### [What you are asked to do]
A faithful copy is needed. Set down all of the data below exactly.
:: Input material
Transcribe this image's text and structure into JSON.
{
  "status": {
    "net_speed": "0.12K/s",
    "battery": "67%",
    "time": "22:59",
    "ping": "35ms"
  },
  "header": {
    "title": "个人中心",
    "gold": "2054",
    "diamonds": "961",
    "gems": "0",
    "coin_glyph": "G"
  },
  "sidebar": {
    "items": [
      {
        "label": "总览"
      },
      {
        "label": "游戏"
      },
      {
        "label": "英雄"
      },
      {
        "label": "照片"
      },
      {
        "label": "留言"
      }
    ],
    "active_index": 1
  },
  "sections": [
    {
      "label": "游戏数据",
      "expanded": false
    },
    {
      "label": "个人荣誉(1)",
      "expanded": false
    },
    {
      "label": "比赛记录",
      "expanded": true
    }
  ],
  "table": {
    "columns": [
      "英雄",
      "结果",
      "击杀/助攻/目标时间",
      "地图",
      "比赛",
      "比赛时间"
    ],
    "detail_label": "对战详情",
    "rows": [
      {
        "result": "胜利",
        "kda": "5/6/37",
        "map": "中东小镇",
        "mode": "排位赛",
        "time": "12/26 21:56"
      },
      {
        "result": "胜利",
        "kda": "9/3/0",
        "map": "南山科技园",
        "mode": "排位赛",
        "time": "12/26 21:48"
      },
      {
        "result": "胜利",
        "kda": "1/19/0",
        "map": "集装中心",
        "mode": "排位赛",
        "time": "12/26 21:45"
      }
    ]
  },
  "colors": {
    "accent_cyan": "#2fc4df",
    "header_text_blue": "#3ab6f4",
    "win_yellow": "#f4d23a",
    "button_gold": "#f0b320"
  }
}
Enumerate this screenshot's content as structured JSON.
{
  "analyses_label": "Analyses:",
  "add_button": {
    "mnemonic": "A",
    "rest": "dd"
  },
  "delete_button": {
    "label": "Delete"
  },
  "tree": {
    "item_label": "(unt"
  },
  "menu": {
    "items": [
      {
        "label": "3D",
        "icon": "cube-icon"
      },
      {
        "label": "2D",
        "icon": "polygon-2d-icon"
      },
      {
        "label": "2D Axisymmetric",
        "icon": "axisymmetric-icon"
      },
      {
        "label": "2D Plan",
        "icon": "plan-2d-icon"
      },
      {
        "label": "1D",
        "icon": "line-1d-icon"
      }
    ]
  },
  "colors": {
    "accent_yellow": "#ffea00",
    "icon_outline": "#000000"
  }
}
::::
### [Response area]
Transcribe this image's text and structure into JSON.
{
  "status": {
    "net_speed": "0.12K/s",
    "battery": "67%",
    "time": "22:59",
    "ping": "35ms"
  },
  "header": {
    "title": "个人中心",
    "gold": "2054",
    "diamonds": "961",
    "gems": "0",
    "coin_glyph": "G"
  },
  "sidebar": {
    "items": [
      {
        "label": "总览"
      },
      {
        "label": "游戏"
      },
      {
        "label": "英雄"
      },
      {
        "label": "照片"
      },
      {
        "label": "留言"
      }
    ],
    "active_index": 1
  },
  "sections": [
    {
      "label": "游戏数据",
      "expanded": false
    },
    {
      "label": "个人荣誉(1)",
      "expanded": false
    },
    {
      "label": "比赛记录",
      "expanded": true
    }
  ],
  "table": {
    "columns": [
      "英雄",
      "结果",
      "击杀/助攻/目标时间",
      "地图",
      "比赛",
      "比赛时间"
    ],
    "detail_label": "对战详情",
    "rows": [
      {
        "result": "胜利",
        "kda": "5/6/37",
        "map": "中东小镇",
        "mode": "排位赛",
        "time": "12/26 21:56"
      },
      {
        "result": "胜利",
        "kda": "9/3/0",
        "map": "南山科技园",
        "mode": "排位赛",
        "time": "12/26 21:48"
      },
      {
        "result": "胜利",
        "kda": "1/19/0",
        "map": "集装中心",
        "mode": "排位赛",
        "time": "12/26 21:45"
      }
    ]
  },
  "colors": {
    "accent_cyan": "#2fc4df",
    "header_text_blue": "#3ab6f4",
    "win_yellow": "#f4d23a",
    "button_gold": "#f0b320"
  }
}
Enumerate this screenshot's content as structured JSON.
{
  "analyses_label": "Analyses:",
  "add_button": {
    "mnemonic": "A",
    "rest": "dd"
  },
  "delete_button": {
    "label": "Delete"
  },
  "tree": {
    "item_label": "(unt"
  },
  "menu": {
    "items": [
      {
        "label": "3D",
        "icon": "cube-icon"
      },
      {
        "label": "2D",
        "icon": "polygon-2d-icon"
      },
      {
        "label": "2D Axisymmetric",
        "icon": "axisymmetric-icon"
      },
      {
        "label": "2D Plan",
        "icon": "plan-2d-icon"
      },
      {
        "label": "1D",
        "icon": "line-1d-icon"
      }
    ]
  },
  "colors": {
    "accent_yellow": "#ffea00",
    "icon_outline": "#000000"
  }
}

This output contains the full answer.